=== Extracted information ===
################
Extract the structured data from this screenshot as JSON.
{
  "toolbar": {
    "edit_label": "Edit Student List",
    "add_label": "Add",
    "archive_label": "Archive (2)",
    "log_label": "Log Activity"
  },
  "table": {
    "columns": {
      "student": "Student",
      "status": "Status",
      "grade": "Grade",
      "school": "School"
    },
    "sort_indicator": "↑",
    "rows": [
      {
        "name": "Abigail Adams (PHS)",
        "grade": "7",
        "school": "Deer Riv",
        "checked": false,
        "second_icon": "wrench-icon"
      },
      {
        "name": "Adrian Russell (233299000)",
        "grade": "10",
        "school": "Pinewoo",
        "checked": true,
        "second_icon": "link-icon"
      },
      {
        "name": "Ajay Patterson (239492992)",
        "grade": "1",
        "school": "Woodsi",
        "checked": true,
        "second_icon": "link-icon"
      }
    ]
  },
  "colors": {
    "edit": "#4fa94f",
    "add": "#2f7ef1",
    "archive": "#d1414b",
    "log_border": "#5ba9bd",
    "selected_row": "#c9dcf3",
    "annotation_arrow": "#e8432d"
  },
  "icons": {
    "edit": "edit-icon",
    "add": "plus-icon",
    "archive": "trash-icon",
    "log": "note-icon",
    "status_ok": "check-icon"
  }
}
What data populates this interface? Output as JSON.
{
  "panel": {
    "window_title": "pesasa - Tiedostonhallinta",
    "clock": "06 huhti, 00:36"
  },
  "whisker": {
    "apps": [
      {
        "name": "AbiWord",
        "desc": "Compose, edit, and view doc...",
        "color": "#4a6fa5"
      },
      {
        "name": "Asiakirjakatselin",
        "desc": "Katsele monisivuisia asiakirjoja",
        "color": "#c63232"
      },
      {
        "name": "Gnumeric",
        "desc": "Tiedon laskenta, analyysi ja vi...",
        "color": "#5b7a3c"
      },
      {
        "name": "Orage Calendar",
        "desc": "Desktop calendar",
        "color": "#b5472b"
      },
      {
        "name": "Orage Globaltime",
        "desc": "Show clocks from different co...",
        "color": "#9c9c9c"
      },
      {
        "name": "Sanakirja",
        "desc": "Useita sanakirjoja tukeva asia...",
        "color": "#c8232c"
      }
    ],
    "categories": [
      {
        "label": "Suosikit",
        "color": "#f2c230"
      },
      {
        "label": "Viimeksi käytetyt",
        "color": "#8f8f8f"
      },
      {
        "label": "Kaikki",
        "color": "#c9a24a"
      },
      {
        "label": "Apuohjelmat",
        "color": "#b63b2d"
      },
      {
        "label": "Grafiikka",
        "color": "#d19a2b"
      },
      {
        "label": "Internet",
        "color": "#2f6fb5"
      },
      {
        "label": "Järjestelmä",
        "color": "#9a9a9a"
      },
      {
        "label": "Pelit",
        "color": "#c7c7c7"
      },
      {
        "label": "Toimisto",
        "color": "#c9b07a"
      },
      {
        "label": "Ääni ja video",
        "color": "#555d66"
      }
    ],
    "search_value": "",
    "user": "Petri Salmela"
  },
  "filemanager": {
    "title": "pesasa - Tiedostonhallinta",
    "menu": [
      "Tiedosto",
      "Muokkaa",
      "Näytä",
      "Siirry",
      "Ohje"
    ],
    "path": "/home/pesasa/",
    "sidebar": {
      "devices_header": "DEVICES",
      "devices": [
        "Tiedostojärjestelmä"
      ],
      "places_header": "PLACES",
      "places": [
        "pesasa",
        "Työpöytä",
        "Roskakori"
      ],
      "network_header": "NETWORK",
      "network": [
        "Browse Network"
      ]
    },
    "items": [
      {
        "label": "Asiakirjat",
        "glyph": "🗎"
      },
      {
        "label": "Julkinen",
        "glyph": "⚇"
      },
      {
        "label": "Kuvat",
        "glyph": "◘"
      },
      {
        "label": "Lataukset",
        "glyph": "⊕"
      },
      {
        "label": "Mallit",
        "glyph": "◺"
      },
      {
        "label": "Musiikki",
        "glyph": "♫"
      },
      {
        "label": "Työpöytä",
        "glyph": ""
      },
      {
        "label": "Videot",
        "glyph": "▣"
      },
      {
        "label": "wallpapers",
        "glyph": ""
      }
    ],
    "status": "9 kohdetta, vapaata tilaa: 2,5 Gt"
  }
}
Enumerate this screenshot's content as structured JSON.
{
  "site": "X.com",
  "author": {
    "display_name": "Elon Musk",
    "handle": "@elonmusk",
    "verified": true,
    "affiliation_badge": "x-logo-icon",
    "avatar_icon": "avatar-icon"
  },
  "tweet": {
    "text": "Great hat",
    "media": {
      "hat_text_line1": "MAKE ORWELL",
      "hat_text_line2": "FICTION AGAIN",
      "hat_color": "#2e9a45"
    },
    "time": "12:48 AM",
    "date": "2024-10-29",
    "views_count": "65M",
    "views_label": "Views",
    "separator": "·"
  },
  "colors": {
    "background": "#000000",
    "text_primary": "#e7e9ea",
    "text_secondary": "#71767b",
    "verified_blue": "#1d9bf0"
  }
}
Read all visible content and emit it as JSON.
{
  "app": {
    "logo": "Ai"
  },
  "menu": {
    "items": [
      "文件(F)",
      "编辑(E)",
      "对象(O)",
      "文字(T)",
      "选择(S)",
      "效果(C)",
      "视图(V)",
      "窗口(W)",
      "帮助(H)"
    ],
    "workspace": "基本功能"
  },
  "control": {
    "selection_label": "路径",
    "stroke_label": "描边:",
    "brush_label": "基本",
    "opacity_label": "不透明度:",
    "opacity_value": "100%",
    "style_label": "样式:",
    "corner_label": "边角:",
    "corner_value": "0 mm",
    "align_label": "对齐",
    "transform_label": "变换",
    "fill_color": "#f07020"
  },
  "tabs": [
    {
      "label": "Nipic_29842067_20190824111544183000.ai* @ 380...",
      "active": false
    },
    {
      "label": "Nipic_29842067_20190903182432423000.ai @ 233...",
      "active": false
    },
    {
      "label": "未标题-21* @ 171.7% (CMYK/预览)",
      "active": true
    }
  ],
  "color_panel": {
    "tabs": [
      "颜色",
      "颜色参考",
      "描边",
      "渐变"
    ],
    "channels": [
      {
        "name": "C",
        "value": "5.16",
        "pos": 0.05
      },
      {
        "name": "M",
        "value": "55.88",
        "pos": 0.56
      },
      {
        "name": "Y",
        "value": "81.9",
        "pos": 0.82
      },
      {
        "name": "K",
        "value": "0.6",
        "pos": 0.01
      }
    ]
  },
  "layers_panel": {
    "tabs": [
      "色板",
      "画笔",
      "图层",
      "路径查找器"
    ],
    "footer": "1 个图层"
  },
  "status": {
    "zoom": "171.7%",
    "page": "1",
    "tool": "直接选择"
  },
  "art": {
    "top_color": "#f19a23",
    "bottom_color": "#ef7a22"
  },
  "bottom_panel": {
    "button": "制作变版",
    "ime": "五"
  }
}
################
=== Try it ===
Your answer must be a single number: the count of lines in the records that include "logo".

=== Solution to this exercise ===
2